Today at 1PM at the Embarcadero in San Francisco the first national monument in honor of the volunteers of the Abraham Lincoln Brigade will be dedicated.
In 1936, and for three years after, Spain was the center of the anti-fascist struggle in the world. General Francisco Franco, with the backing of Hitler and Mussolini, organized a rebellion of generals to overthrow the democratically elected Republican government.
No governments came to Spain’s aid. Volunteers, including 3,000 Americans, went to the aid of the Spanish Republic.The San Francisco monument designed by Ann Chambelain and Walter Hood “recognizes their everlasting moral courage,” says the organizers.
One of the country’s foremost collectors of contemporary art, Mr. Fisher, 79, and his wife, Doris, 76, say they long for a permanent place to put it all. Mr. Fisher, a San Francisco native who is no stranger to controversy, believes he has found the perfect spot: the historic heart of the Presidio, a national park and National Historic Landmark district. Mr. Fisher said recently of an alternate proposal, by a nonprofit history association, for a more modest museum on the site: “Other people have ideas for it. But they don’t have any money.” The NY Times

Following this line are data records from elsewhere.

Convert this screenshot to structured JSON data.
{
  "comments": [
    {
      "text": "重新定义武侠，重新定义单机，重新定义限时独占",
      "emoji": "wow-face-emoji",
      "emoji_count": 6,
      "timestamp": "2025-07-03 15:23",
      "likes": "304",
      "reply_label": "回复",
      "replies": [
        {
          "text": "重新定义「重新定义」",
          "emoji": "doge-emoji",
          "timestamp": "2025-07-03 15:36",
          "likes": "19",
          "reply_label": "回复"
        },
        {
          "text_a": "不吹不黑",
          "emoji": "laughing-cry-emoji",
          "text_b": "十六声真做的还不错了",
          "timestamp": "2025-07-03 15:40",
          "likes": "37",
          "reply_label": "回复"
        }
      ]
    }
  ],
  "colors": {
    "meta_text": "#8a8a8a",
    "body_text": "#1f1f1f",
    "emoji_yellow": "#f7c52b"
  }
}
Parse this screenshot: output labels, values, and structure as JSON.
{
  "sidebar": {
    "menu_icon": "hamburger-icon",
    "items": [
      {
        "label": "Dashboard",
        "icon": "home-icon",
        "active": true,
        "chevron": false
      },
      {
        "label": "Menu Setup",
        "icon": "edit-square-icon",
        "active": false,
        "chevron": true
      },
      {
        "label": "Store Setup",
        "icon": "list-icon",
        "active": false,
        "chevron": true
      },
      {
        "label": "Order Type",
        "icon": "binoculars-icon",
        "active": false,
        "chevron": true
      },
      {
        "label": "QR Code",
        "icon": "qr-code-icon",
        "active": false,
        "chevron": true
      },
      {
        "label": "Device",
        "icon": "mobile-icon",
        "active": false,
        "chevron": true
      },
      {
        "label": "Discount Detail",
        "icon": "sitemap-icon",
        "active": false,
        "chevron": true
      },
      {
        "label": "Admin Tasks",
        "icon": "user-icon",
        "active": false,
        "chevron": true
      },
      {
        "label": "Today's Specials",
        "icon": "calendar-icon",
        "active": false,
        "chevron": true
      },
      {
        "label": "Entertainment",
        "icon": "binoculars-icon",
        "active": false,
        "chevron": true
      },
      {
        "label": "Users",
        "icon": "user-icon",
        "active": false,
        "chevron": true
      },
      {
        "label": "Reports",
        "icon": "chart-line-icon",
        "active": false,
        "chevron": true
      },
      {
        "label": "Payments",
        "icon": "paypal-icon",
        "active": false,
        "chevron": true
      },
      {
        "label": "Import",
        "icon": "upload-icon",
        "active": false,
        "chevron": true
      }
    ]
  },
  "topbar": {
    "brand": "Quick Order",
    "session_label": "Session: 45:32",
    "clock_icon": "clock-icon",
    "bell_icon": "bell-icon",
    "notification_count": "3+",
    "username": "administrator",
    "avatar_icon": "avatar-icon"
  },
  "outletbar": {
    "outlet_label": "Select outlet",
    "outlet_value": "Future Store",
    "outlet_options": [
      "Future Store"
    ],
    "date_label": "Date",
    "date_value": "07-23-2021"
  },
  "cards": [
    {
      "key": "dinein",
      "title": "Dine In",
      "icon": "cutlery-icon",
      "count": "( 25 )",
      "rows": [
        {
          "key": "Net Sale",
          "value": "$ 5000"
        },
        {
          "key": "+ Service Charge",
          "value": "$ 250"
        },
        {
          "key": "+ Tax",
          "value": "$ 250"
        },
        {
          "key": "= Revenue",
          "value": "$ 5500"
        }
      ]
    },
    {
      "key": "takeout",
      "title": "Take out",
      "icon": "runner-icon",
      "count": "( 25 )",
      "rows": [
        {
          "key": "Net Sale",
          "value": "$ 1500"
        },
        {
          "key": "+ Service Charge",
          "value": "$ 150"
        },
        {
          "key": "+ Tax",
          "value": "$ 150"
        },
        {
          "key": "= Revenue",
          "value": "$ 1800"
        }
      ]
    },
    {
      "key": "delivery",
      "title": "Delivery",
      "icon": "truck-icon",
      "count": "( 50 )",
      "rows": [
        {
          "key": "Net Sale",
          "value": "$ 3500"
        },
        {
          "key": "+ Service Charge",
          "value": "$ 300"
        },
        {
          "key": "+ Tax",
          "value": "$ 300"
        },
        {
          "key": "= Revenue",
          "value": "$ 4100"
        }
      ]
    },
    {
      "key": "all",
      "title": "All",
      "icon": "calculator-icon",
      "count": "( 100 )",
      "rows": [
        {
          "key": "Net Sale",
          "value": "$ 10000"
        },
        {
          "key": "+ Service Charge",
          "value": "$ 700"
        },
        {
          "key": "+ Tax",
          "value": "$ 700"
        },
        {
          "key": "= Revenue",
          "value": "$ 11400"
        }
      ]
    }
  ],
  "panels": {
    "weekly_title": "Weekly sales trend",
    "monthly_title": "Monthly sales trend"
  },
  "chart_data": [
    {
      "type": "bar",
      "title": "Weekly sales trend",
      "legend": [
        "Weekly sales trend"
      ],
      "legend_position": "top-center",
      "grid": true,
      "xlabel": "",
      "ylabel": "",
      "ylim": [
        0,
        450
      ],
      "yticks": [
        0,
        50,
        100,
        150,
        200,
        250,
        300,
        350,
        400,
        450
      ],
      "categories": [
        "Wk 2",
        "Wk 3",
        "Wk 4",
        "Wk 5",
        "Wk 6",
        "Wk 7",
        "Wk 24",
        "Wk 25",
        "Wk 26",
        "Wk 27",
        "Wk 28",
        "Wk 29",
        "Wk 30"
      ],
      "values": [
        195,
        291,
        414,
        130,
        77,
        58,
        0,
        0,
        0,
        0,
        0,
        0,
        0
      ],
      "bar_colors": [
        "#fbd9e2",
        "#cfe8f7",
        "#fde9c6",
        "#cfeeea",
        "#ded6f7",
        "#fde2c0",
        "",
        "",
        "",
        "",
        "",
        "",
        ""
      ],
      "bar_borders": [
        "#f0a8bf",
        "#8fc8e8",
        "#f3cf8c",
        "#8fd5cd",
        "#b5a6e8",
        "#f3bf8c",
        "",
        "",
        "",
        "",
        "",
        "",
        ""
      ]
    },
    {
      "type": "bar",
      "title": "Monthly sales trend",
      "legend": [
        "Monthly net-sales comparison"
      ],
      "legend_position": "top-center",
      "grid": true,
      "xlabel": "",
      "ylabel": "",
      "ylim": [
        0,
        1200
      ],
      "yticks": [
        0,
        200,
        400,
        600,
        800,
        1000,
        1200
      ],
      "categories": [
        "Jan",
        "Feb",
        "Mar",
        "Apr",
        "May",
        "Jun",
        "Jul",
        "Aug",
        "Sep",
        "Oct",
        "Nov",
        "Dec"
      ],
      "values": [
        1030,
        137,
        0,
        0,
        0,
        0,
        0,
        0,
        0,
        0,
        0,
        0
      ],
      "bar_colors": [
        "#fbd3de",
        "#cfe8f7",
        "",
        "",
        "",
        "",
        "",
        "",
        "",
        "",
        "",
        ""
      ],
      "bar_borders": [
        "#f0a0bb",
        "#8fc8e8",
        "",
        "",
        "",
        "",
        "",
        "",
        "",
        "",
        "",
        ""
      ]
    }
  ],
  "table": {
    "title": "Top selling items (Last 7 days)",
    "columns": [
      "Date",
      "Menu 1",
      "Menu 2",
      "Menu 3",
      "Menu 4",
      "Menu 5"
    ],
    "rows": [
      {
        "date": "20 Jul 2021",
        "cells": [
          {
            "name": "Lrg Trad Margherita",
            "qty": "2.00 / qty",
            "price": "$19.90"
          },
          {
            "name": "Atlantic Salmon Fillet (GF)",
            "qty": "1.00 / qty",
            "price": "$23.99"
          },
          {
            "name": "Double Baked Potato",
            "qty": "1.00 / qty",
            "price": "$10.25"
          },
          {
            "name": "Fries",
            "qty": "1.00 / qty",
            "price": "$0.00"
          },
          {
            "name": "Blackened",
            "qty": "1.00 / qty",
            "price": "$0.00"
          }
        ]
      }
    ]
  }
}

We have a choice. We can choose to accept the Illinois we have now with the broken funding system, woeful pension funding, and year to year budget crises. We can allow the cynicism and defeats of the past dissuade us from seeking the change we need and deserve. OR, we can seize this opportunity and make the most of it. IEA Prez Ken Swanson.
Raising teacher compensation is not simply a matter of concern for teachers. It is a critical component in any strategy to improve the quality of American education. No effort in this vein will succeed if schools can not recruit and retain a higher quality teacher workforce. Policies that solely focus on rearranging the distribution of the current compensation package, such as individual merit pay, will not be effective because they do not address the teacher compensation disadvantage in the labor market. Leo Casey
Here’s my favorite quote (from Nathan Lowell) from all of the comments at Will Richardson’s post regarding 21st century skills for educators: We’ve spent millions of dollars to equip and wire schools and now that we’re discovering just how much we can learn with them, we’re spending millions more to prevent the intellectual capitalization that our investment represents. Dangerously Irrelevant
Reverend Wright suggested in one of his sermons that AIDS was intentionally allowed to infect people because it would probably do most of its damage in the black community. White Americans see this view point as racist paranoia. But black Americans remember the Tuskegee experiment when black men who had syphilis were left untreated intentionally so the progress of the disease could be studied by government doctors. This actually happened and its memory has caused a collective distrust of doctors in the black community for which white Americans can not see any rational basis. Kareem Abdul-Jabbar
“He was always for equality and justice and the right and fair thing to do,” Denise said. “He just felt girls and women should have opportunities that reached beyond what people at that point thought they should have.”
All I know is I still have my varsity letter. And I know every other girl on our basketball team does as well.
Exactly 29 years ago Saturday, we stood at midcourt at Illinois’ Assembly Hall as Mannos, a member of the IHSA board, presented us with the trophy as the newly crowned girls’ state basketball champions.
A bigger smile I had never seen on our principal’s face. We were proud we had won a state title for him.
Little did we know he had won it for us. Melissa Isaacson